INFORMATION:

□ □ □

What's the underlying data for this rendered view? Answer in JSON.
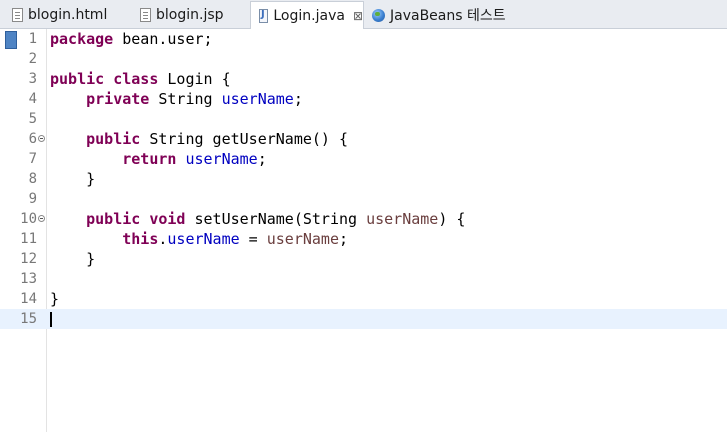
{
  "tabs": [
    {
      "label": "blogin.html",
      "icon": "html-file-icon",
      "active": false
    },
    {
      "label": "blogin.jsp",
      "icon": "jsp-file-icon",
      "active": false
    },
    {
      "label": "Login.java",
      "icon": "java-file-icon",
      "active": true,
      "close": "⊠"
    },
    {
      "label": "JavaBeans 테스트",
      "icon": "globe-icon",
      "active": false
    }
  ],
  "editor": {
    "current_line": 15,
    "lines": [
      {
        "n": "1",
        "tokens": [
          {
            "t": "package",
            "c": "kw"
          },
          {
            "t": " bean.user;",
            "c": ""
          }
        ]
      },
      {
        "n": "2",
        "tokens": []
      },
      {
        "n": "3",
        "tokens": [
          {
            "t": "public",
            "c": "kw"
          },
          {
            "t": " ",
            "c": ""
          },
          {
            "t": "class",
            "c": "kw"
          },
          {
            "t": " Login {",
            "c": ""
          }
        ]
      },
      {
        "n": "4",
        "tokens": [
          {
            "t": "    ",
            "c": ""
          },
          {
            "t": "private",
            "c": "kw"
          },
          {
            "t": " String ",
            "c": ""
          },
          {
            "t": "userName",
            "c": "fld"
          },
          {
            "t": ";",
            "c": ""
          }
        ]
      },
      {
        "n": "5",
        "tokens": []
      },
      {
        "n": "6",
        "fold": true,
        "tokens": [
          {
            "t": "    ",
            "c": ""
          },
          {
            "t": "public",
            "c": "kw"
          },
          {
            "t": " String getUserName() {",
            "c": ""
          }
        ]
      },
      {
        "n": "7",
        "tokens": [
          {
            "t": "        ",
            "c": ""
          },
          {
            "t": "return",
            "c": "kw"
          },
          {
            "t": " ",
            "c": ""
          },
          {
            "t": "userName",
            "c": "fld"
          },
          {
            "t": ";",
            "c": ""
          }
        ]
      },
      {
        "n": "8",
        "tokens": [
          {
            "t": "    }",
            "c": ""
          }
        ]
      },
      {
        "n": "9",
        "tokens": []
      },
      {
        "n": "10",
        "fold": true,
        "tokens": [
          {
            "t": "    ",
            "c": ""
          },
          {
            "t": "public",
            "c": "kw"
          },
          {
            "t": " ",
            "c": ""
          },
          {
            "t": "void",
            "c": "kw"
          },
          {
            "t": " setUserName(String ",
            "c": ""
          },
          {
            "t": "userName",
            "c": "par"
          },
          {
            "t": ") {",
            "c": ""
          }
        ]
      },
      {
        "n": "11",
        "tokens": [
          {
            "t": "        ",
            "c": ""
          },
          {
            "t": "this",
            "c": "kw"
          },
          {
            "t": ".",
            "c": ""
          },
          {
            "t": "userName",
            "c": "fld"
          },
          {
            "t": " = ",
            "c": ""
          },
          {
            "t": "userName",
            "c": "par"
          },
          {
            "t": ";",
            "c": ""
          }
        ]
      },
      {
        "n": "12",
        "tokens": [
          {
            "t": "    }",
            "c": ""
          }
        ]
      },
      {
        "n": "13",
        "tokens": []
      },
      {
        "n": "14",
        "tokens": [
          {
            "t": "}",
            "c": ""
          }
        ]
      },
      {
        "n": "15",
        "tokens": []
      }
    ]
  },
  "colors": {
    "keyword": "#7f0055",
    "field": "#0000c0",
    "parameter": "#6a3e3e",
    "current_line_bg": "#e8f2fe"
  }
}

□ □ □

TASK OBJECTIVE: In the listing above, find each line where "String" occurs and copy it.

EXERCISE RESPONSE:
            "t": " String ",
            "t": " String getUserName() {",
            "t": " setUserName(String ",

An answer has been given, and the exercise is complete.